The Kalras say their neighbour, Lt Colonel Ohri (retd), moved to Gurgaon after he fell seriously ill. Colonel Devesh Goel (retd), who doesn’t live too far from the Kalras, agrees. He has been trying to grow some flowering plants in his backyard in vain. “It seems the water from the drain has seeped into the groundwater and contaminated it to such an extent that no plants or flowers can grow in this soil. Only cactus and some pollution-resistant shrubs, like lemon, manage to survive,” says Goel (77), who retired as architect and town planner from military engineering services (MES) and moved to Arun Vihar in 2012 with his wife.
Solution known but not timeline
Kavita Jamil, vice-chairperson of Arun Vihar residents’ welfare association (AVRWA), says time and again, they have urged the Noida Authority to either cover the drain or install STPs to clean it. Jamil says in collaboration with the National Environment Engineering Research Institute (NEERI), the residents’ welfare association had decided to set up two in situ treatment plants – in situ or direct dosing water treatment involves mixing and dosing chemical reagents into the affected waterbody instead of pumping water for treatment through a water treatment plant – to clear the drain.
Stormwater drains cannot be covered, according to guidelines from the National Green Tribunal, which had also asked authorities to ensure they are cleaned up and no sewage enters them.
Manu Bhatnagar, an expert in environment planning associated with INTACH, says, “Natural stormwater drains are acting as substitutes for sewers because the authorities have not provided sewer systems. There was a case in NGT, ‘Maile se nirmal Yamuna’, in which the tribunal directed that no urban drains are to be covered or concretised. The solution is cleaning these drains and separating untreated wastewater. If a drain is covered, then it becomes like a gas pipeline, even more anaerobic. We need to work harder for a sustainable solution, not just put the problem out of sight (by covering it).”
“The Noida Authority has sanctioned a budget of Rs 16 crore for repairing and lining the walls of the drain. NEERI too has submitted the proposal to develop two in situ treatment plants,” Jamil says, adding just before the imposition of the model code of conduct, MP Mahesh Sharma and Noida MLA Pankaj Singh had helped move the file from the Noida Authority to the Comptroller and Auditor General (CAG) for clearance. “Any work above Rs 10 crore requires CAG clearance.
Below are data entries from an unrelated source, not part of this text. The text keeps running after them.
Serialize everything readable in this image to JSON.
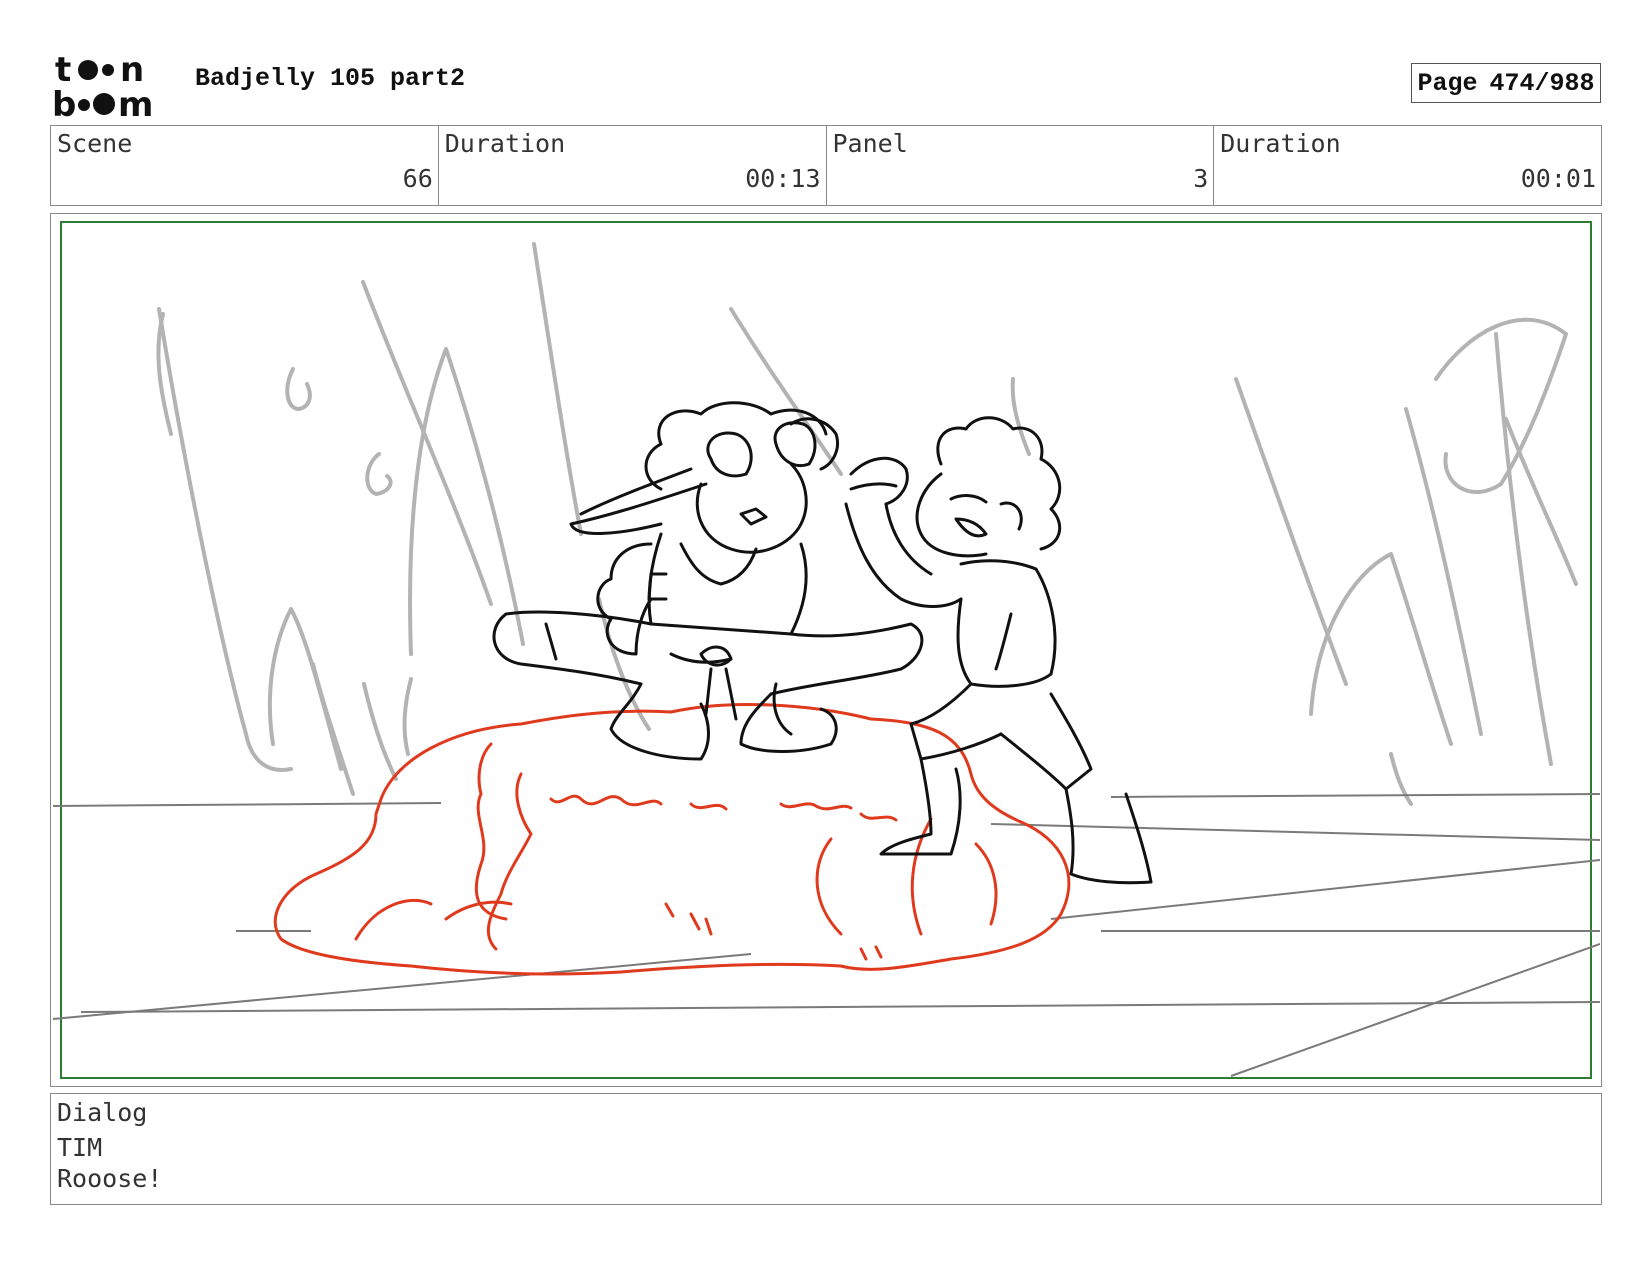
{
  "header": {
    "logo_text": "toon boom",
    "project_title": "Badjelly 105 part2",
    "page_label": "Page",
    "page_number": "474/988"
  },
  "info": {
    "scene_label": "Scene",
    "scene_value": "66",
    "scene_duration_label": "Duration",
    "scene_duration_value": "00:13",
    "panel_label": "Panel",
    "panel_value": "3",
    "panel_duration_label": "Duration",
    "panel_duration_value": "00:01"
  },
  "dialog": {
    "label": "Dialog",
    "speaker": "TIM",
    "line": "Rooose!"
  },
  "colors": {
    "safe_frame": "#2e7d32",
    "sketch_black": "#111111",
    "sketch_red": "#e03a1e",
    "sketch_gray": "#b3b3b3",
    "border": "#888888"
  }
}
We have been intimated that the file is awaited any day now from IIT-Delhi, where it has gone for technical clearance,” says Jamil.
A senior Noida Authority officer told TOI the drain isn’t uniformly shaped throughout its length and that too needs to be fixed. “The drain is damaged at some places, and at others, it’s sinking. For NEERI’s in situ treatment plant design, the drain needs to be shaped properly. It also needs channels. Currently, the drain has sludge underneath. To what extent that can be removed depends on the capacity of earthmovers,” said the officer, who spoke on the condition of anonymity.
For a permanent solution, the officer added, the drain’s bed needs to be concretised with channels using V-notches- a thin-plate weir to obstruct open channel flow and allow water to flow over the notch upstream.
“Tendering work will start soon as we were waiting for the model code of conduct to be lifted,” the officer said.
The Noida Authority will float tenders after the technical clearance from IIT-Delhi. “NEERI has proposed an in-situ wetland at Arun Vihar drain, but before that, the structural design of the drain will be strengthened. Then, the wetland can be created at Sector 29,” said RP Singh, deputy general manager (water and sewer), Noida Authority.